“They have all been so instrumental in keeping our Jewish community engaged, seen and taken care of during the hardest of times,” she said. “They are true heroes and people who should be honored.”
Ilyana’s husband, Aaron Meyer, echoed her sentiments.
“Even all that we see is just the tip of the iceberg,” he said. “I guarantee that Rabbi Gurkov and his family are doing much more without seeking credit or acknowledgement in any way.”
When Gurkov isn’t racing around the community and helping others, Soshie said, he enjoys reading and bike riding with his daughters, and is also a history buff. She said her husband is fascinated by the stories of Holocaust survivors and will spend hours at a time listening to their harrowing journeys of survival. Under regular circumstances, he also loves to travel, Soshie said. She noted, however, that he is most happy when he is helping others.
“I know being married to him all the roles he plays, and for him it doesn’t matter, recognition or no recognition,” she said. “For him, he’s helping people, and that’s all that matters. People can turn to him, and he’ll be there for them.”
As much as the Gurkovs have provided for the community, Soshie said she was also touched by how residents banded together to help one another during the height of the pandemic and that residents have remained united as it rages on.

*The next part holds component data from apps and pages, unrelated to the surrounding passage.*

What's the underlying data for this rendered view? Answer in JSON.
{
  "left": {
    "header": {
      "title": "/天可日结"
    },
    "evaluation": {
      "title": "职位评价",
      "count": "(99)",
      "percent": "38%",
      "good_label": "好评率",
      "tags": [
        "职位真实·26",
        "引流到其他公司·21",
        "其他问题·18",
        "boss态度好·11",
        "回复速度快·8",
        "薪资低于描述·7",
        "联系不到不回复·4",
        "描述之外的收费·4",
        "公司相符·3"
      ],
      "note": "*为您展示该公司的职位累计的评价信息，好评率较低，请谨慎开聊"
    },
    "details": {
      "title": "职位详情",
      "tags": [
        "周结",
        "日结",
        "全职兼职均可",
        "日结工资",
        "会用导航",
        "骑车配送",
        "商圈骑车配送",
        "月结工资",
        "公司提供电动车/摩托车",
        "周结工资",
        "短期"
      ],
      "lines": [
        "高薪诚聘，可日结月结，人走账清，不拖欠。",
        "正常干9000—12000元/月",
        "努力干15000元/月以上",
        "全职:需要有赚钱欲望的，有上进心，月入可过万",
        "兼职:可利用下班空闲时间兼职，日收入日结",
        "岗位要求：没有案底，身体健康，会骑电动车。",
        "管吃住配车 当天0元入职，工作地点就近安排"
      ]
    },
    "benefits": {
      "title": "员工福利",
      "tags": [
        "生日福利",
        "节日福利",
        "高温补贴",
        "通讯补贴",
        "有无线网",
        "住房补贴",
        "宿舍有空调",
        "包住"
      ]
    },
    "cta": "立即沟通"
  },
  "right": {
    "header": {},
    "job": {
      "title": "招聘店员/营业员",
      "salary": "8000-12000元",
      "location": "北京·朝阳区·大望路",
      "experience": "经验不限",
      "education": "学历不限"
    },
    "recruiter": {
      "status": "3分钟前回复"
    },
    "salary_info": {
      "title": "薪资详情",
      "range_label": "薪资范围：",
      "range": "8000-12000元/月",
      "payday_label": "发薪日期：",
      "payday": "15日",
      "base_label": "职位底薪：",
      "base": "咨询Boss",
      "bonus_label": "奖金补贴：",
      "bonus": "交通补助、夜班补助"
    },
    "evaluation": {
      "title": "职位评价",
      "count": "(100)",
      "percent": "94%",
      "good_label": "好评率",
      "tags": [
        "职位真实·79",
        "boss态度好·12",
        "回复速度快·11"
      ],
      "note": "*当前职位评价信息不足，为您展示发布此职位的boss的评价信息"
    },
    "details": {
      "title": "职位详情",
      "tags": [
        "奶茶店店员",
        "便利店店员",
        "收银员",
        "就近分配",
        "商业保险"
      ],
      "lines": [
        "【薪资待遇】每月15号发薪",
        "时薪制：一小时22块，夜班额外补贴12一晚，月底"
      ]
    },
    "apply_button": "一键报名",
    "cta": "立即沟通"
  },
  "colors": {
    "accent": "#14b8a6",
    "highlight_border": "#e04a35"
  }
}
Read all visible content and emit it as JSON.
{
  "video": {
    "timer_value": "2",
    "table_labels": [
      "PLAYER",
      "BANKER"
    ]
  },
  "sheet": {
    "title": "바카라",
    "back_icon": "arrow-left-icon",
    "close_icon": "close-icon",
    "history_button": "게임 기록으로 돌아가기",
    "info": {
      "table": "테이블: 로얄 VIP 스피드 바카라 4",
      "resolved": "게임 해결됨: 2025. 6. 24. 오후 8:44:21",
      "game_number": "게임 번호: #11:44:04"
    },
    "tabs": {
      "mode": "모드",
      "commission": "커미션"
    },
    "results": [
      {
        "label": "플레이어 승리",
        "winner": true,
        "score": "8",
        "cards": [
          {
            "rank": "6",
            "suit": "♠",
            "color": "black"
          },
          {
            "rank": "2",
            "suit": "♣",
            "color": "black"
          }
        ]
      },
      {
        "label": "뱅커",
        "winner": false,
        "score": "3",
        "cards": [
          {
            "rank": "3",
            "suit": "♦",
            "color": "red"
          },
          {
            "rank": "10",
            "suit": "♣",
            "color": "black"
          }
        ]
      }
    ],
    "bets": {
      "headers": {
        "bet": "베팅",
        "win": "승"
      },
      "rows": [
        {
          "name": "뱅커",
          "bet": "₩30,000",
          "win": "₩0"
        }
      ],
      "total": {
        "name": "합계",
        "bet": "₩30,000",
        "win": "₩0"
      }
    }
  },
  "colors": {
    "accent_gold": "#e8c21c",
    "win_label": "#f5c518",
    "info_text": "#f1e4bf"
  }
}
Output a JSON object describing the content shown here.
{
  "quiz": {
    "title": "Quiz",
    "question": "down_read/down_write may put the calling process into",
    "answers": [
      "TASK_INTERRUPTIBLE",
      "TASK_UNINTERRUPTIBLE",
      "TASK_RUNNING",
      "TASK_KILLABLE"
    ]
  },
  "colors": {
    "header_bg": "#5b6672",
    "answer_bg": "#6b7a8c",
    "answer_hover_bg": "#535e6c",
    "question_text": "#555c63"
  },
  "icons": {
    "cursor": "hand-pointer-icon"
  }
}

“We feel fortunate to be in this wonderful community,” she said. “It’s a real feeling of community here and we feel the love. As much as it’s been very challenging, it’s also been very rewarding. We know there is a light at the end of the tunnel, and when we get there, we’ll realize all of this had some light, too.”